Wednesday, September 29, 2010

Scarce links to the world

A very local political problem has reached a new stage, and reminds me of how tenuous our homestead's connections to the world really are.

We live on the outskirts of a small Vermont town, Ripton. Ripton's main connection to the world is through a state road, 125, which runs through town, down the mountainside, and into the town of East Middlebury. That's the route we take to go to Middlebury proper for groceries, a library, and so on.

125 crosses a very old, very short bridge just before entering East Middlebury. The Sand Hill bridge probably needs repair or replacement; either way, it may be closed, forcing traffic into long and potentially dangerous detours.

Our household can make do with the North Branch Road, a very old, dirt, and damaged route which snakes along the mountain slope to East Middlebury. Each trip along it gnaws on the car, speeding its date with auto mechanics, thanks to rocks, hole, chewed-up verges, and endless hairpin turns.

We live on the end of a narrow connection to the world.

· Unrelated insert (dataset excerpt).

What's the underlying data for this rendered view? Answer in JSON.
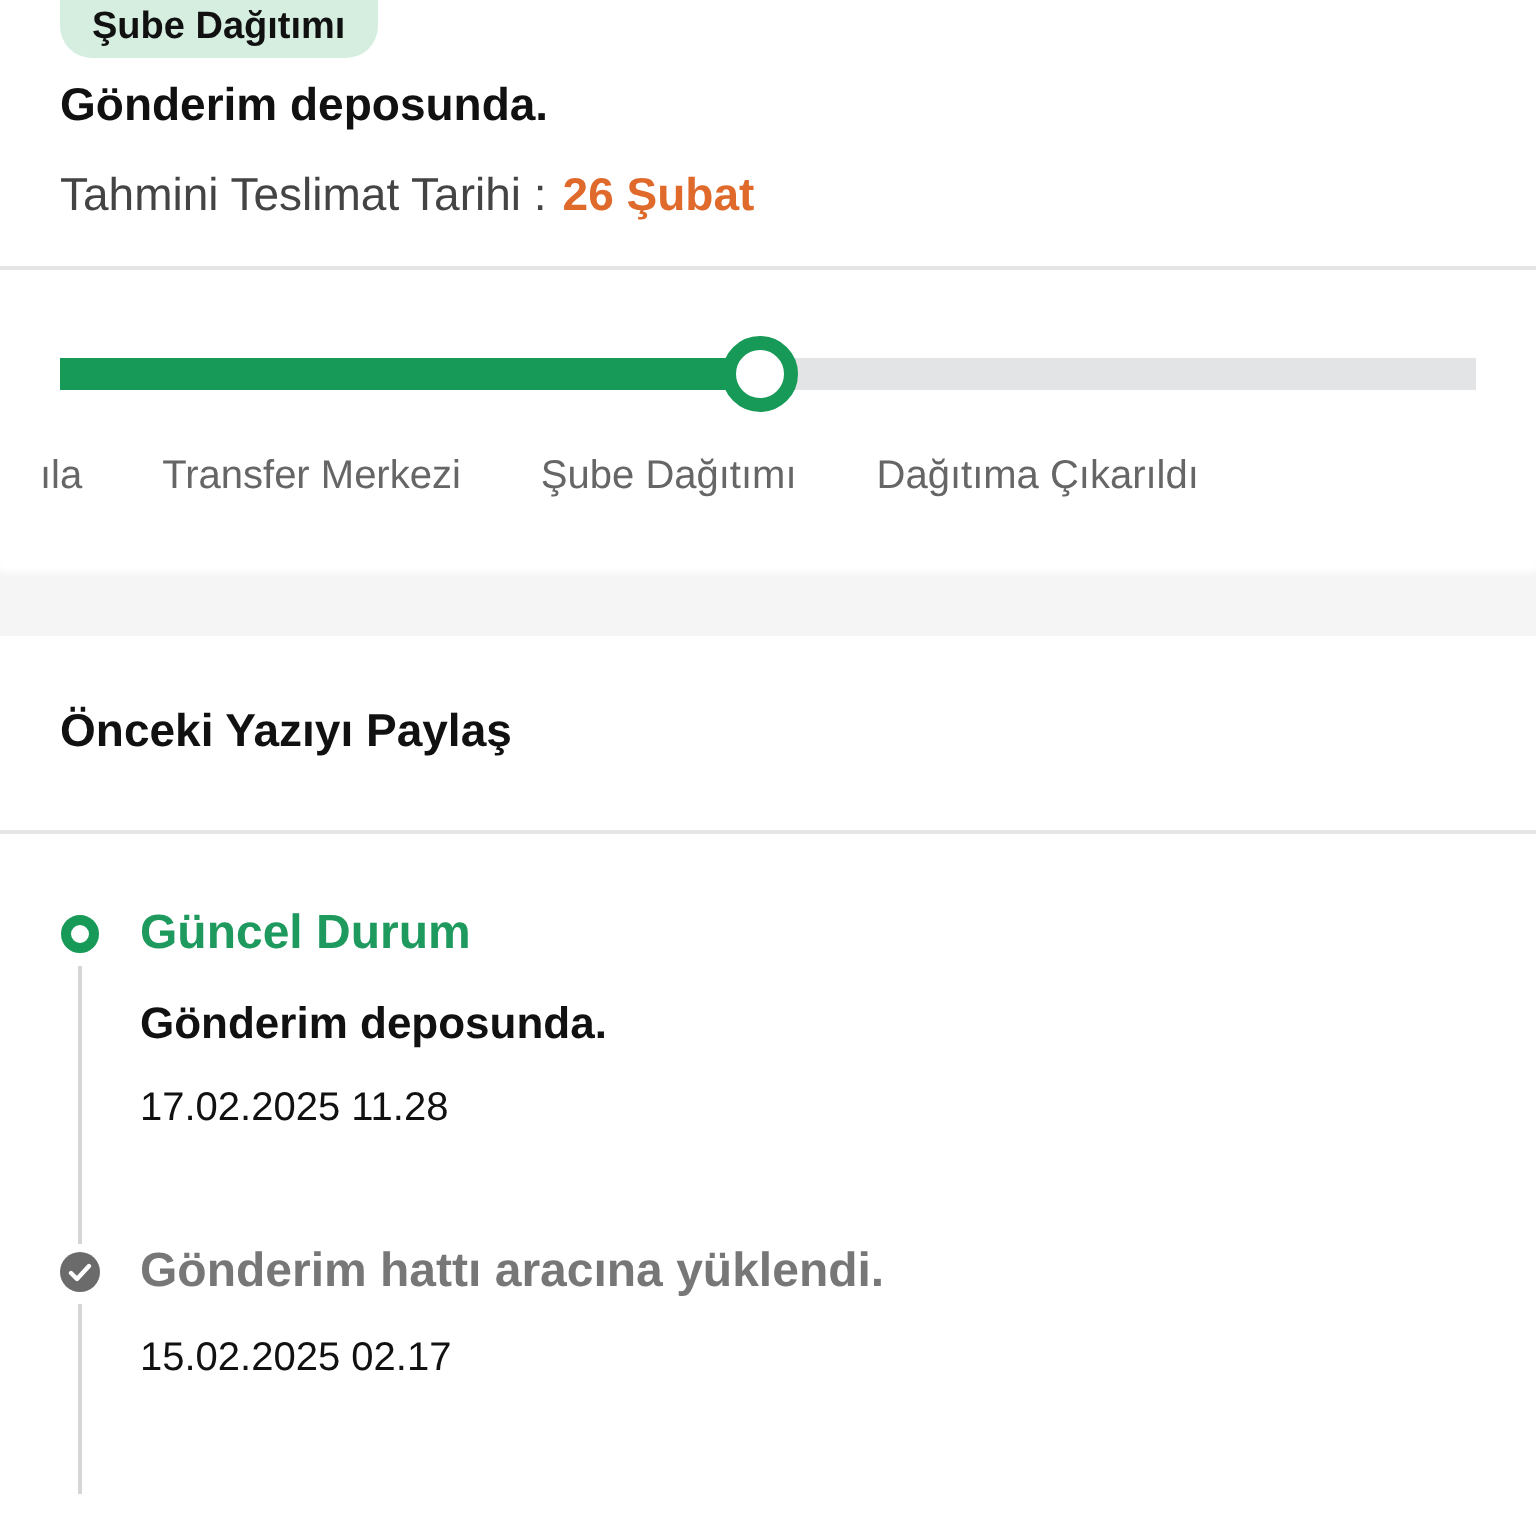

Mentally, I feel more connected via the Web. But the experience of living up here is dominated by trees and wind, soil and snow; the world is a far-off, rare presence, like a distant relative who visits from time to time.

No comments: